▶ _WHAT THE EXERCISE ASKS_: Retrieve all lines below that have the string "JSON".

(Website and app data records)
- Opening Delimiter -

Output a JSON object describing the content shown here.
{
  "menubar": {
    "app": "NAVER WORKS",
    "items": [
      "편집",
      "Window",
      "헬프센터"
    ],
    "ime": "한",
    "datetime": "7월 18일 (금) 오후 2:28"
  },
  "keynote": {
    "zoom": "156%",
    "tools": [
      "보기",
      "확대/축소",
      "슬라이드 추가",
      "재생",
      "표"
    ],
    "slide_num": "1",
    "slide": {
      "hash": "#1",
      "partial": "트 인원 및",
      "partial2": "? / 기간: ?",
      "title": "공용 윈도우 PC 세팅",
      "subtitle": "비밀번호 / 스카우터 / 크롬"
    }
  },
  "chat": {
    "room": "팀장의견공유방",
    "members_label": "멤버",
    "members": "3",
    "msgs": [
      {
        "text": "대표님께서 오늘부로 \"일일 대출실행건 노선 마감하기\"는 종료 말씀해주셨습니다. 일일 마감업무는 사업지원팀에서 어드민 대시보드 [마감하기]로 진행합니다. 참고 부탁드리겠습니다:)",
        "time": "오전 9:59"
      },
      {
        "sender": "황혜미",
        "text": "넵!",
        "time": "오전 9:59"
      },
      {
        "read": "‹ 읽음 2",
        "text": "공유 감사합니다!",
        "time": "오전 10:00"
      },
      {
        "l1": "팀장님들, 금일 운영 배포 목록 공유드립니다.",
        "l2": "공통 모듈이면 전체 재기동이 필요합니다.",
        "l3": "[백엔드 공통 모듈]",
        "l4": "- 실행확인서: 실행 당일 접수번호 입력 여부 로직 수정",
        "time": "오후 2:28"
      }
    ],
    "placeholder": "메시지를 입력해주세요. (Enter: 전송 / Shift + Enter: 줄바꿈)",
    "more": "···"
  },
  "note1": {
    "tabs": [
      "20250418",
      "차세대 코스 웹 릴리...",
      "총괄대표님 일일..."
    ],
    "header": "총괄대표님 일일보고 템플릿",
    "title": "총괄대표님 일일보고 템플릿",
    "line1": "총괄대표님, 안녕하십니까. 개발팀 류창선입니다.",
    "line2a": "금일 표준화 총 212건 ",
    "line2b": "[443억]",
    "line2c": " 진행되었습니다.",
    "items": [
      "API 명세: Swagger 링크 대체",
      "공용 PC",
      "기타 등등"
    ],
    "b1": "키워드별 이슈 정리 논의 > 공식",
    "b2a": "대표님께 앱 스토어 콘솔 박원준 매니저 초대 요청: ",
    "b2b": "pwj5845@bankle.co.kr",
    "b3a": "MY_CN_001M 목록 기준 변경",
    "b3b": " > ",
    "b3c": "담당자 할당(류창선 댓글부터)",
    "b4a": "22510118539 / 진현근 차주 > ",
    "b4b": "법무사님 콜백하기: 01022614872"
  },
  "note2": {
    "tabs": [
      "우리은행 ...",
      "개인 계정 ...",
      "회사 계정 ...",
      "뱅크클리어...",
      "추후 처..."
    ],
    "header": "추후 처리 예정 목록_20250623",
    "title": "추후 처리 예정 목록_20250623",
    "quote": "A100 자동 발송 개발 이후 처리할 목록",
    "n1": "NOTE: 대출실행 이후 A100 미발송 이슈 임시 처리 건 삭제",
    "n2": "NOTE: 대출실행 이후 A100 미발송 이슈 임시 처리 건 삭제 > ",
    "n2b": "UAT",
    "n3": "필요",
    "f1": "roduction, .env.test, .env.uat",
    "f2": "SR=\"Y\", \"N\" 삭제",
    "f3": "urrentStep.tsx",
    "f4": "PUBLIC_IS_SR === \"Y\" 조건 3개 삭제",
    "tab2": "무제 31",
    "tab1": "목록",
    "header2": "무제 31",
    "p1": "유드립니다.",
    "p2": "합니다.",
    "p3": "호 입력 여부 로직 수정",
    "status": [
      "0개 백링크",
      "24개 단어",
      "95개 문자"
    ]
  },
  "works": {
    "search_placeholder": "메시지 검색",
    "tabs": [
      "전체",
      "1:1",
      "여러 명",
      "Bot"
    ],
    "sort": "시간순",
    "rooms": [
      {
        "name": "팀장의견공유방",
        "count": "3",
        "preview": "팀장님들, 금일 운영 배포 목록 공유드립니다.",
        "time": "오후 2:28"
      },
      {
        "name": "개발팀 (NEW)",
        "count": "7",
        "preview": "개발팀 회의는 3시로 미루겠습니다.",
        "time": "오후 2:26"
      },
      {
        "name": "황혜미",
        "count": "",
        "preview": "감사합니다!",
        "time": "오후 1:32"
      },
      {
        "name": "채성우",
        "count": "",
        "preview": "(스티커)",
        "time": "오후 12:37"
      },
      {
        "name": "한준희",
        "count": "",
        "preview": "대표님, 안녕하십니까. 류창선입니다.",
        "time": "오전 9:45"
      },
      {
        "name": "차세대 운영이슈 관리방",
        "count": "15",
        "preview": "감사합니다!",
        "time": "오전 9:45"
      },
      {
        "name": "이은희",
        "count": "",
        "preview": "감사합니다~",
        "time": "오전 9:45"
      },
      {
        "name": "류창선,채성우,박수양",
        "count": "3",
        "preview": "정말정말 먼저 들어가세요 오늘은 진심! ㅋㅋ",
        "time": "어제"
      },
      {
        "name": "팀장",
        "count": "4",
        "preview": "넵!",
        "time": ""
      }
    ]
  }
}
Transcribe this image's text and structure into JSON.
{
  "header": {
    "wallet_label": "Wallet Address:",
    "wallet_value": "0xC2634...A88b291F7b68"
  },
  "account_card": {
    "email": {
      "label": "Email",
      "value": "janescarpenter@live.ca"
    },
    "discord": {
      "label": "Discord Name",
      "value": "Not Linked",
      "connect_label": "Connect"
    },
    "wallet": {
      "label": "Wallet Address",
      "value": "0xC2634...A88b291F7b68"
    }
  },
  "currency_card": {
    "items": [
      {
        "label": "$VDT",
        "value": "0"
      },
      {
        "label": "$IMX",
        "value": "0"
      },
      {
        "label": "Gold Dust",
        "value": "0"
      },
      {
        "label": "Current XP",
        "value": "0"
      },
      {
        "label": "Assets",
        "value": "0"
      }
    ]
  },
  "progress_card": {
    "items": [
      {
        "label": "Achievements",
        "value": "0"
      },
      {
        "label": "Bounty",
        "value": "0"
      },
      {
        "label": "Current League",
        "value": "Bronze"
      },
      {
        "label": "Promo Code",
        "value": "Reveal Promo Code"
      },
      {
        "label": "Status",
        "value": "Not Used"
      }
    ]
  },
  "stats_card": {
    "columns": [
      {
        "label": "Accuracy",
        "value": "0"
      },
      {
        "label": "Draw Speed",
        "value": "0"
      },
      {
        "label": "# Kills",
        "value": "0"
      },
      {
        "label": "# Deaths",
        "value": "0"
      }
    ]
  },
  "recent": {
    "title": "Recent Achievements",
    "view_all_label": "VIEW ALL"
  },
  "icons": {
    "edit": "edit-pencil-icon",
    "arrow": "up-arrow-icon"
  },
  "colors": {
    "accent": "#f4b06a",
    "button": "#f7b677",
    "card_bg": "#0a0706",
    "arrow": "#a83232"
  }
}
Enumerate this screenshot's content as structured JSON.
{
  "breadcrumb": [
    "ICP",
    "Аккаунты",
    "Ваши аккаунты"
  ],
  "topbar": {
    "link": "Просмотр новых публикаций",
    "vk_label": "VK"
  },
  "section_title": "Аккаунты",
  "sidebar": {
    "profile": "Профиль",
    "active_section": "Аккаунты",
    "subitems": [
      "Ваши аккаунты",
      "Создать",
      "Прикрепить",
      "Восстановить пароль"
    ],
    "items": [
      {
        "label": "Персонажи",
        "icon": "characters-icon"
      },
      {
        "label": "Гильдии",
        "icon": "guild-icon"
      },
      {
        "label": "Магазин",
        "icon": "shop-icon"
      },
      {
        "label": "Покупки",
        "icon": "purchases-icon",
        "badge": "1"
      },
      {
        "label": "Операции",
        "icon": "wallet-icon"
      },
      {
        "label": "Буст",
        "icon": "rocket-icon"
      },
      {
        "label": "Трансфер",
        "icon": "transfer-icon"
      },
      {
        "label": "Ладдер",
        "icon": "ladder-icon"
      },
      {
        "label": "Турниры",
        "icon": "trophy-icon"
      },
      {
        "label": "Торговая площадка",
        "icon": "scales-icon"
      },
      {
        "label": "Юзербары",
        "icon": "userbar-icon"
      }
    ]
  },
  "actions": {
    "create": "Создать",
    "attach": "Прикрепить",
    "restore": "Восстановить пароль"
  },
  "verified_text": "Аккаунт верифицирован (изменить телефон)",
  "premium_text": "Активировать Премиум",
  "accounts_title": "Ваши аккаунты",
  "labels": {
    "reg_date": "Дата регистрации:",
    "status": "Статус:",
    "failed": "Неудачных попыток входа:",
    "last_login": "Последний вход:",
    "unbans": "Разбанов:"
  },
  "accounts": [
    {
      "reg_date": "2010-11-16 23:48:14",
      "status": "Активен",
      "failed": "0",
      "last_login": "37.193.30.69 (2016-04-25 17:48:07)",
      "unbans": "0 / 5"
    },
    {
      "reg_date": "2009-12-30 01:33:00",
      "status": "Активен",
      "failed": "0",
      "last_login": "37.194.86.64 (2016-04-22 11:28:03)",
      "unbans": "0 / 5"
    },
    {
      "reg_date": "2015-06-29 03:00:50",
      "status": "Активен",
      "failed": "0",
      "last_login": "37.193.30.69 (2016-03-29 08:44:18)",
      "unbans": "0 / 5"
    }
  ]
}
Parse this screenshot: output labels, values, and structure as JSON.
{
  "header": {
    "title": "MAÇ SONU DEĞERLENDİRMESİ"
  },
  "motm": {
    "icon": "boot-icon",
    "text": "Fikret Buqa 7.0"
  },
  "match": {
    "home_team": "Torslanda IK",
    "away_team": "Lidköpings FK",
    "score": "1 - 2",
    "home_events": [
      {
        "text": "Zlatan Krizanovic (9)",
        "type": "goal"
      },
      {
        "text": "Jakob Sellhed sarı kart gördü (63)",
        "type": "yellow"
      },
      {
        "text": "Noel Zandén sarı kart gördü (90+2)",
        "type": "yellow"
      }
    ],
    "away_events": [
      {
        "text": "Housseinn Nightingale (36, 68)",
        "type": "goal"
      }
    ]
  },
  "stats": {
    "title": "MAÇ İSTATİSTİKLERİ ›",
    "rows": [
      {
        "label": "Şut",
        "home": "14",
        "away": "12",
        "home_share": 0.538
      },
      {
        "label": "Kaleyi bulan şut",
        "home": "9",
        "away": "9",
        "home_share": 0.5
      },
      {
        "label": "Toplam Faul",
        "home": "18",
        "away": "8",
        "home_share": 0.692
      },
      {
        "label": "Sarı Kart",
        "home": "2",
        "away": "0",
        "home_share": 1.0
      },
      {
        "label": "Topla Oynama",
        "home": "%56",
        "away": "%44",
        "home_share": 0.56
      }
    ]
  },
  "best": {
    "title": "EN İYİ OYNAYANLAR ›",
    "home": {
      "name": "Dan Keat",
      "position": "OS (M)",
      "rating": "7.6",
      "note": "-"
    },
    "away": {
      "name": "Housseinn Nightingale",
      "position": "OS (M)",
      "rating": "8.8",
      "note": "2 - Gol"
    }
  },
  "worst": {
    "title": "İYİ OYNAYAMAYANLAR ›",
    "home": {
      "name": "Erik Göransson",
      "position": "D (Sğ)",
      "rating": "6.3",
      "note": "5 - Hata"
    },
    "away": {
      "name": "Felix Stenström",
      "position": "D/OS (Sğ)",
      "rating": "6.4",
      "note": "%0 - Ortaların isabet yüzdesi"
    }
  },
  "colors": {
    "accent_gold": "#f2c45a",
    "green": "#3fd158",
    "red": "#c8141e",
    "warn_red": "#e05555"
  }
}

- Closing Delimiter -

▶ _RESULT_:
Output a JSON object describing the content shown here.
Transcribe this image's text and structure into JSON.
Enumerate this screenshot's content as structured JSON.
Parse this screenshot: output labels, values, and structure as JSON.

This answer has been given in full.